Continuous accounting is gaining momentum, with some proponents claiming the strategy will soon become standard operating procedure. SAP users who want to make the transition to continuous accounting can do so with relative ease using standard SAP out-of-the-box capabilities.
Limited staff and a compressed timeframe can make closing the books at the end of the month challenging, so many companies are turning to continuous accounting to smooth out the workload and achieve faster closings. Business Planning and Consolidation is one SAP tool that could potentially help with continuous accounting.
Here’s a look at the concept of continuous accounting and how users can achieve it with SAP products.
What is continuous accounting?
In a traditional period-end scenario, a company’s finance department shuts off transaction processing for the prior month, reconciles accounts, creates adjusting entries, runs currency revaluations, calculates eliminations and creates consolidated statements. Theoretically, all that work begins just after the last day of each month and continues until the work is done.
With continuous accounting, a finance department spreads that work out over time and attempts to complete as much work as possible before the actual period-ending date. By running simulations based on the current month’s data, the finance department can validate transactions and balances in advance and begin to build a picture of financial results without waiting for all the information.
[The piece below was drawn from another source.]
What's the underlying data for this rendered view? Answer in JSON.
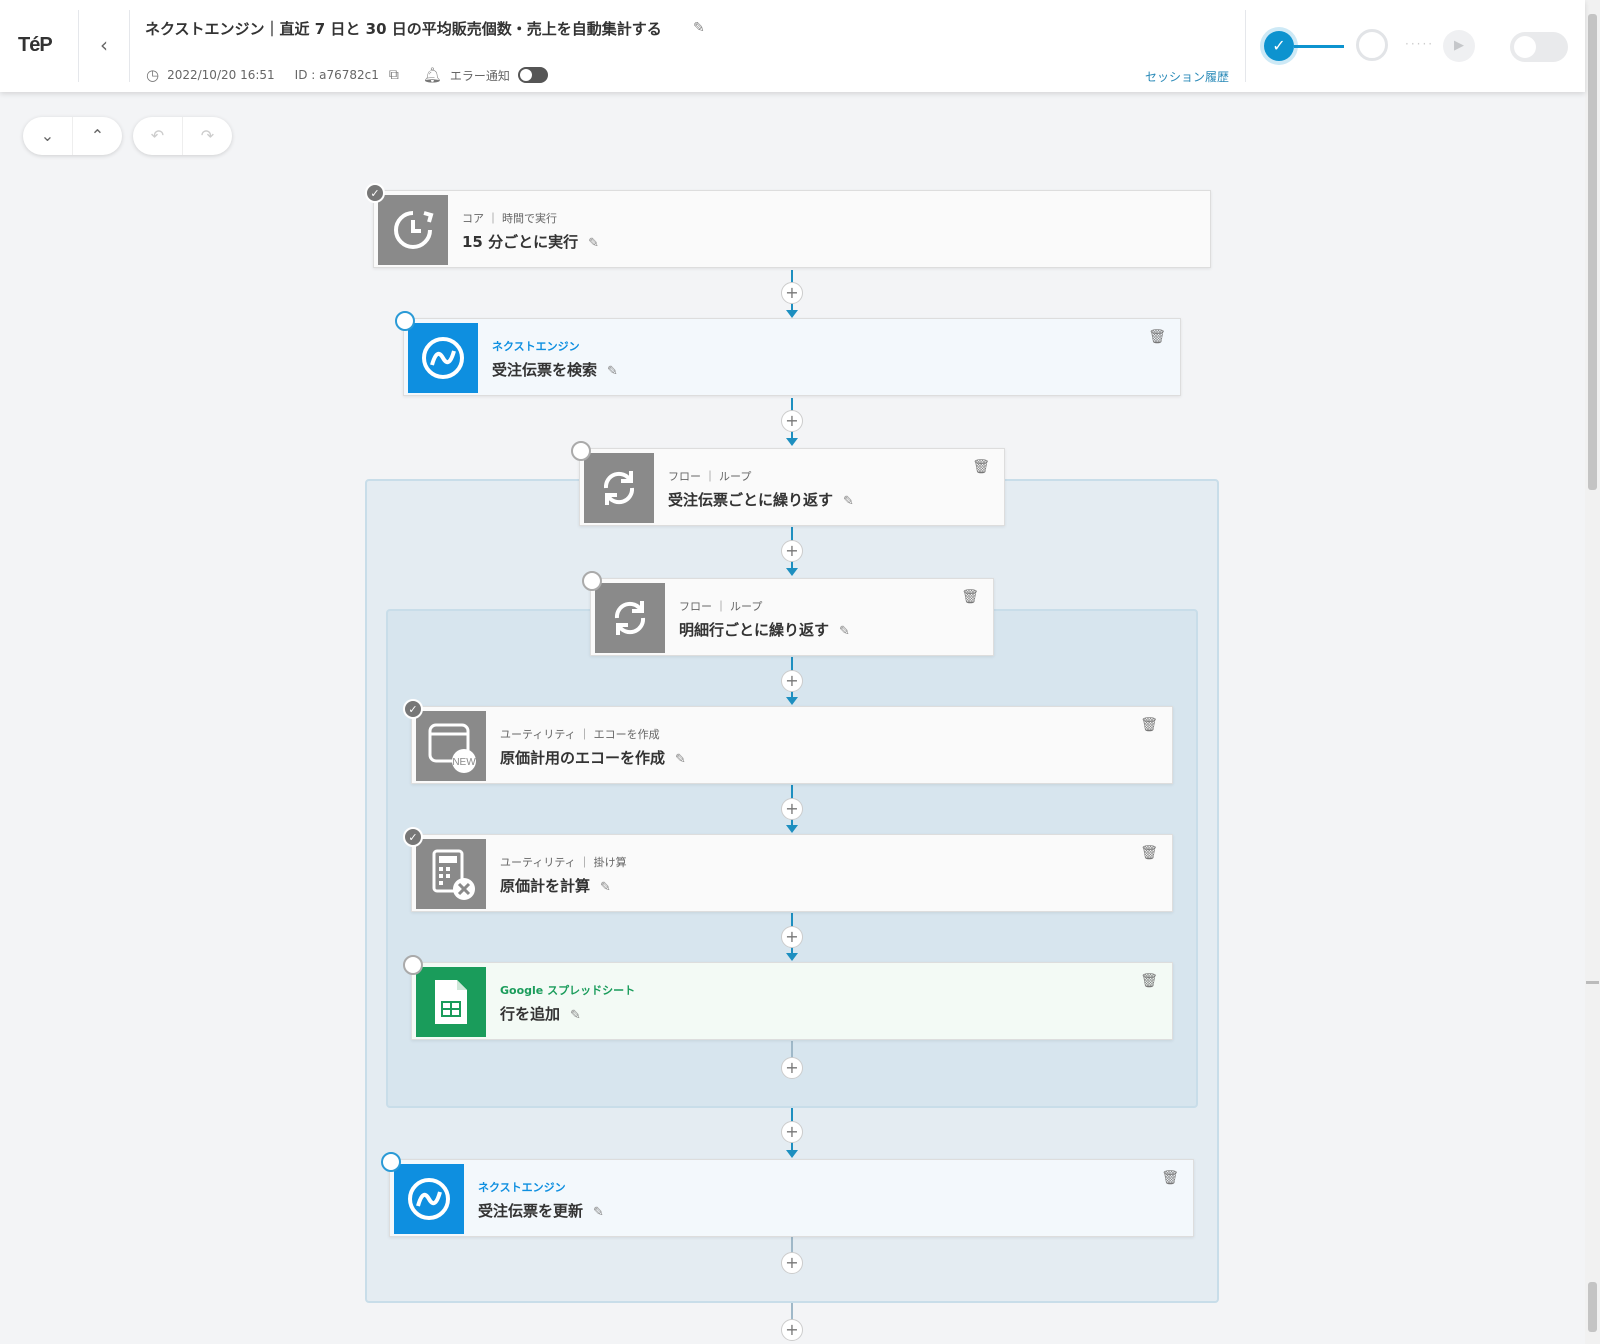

For example, most companies handle intercompany balances the same way. As money and resources shift from one corporate entity to another, balances are due to or from each company. Those intercompany receivables and payables should net out to zero across all companies under the corporate umbrella. If they don’t, then further research and adjustments are required.
Finance departments usually process intercompany transactions and reconcile those balances as a batch. Doing so can be a lot of work, and if that work all happens at the same time — that is, after month-end — then a finance department must take care of those tasks in addition to the rest of the intensive period-end workload.
With continuous accounting, a finance department might process intercompany transactions in smaller batches throughout each month or even on a transaction-by-transaction basis. Doing so saves the finance team time at the end of the month.
How can SAP support continuous accounting?
To truly take advantage of continuous accounting’s benefits, a financial team should run report simulations using live transactional ERP data. Doing so gives the finance team a look at what’s ahead and could potentially help the team discover possible questions or problems, then resolve them before the end of the month.
Historically, most finance teams have operated on more of a waterfall approach, in which various stages of the closing process must occur in a particular order. For example, if users generate financial statements from balances that they must first transfer from General Ledger to a reporting and consolidations platform, then producing interim simulations before the end of the month will be difficult.
SAP’s Business Planning and Consolidation (BPC) application solves that problem by pulling transactional data directly from S/4HANA. Users can also combine SAP data with information from non-SAP systems through BPC and get a complete picture of the enterprise, including subsidiaries running non-SAP systems.
BPC’s planning and forecasting capabilities and its other financial processes can also support continuous planning, as can SAP’s Financial Closing Cockpit and Advanced Financial Closing. Finance teams can use Financial Closing Cockpit and Advanced Financial Closing to build task lists and closing templates that include pre-closing milestones.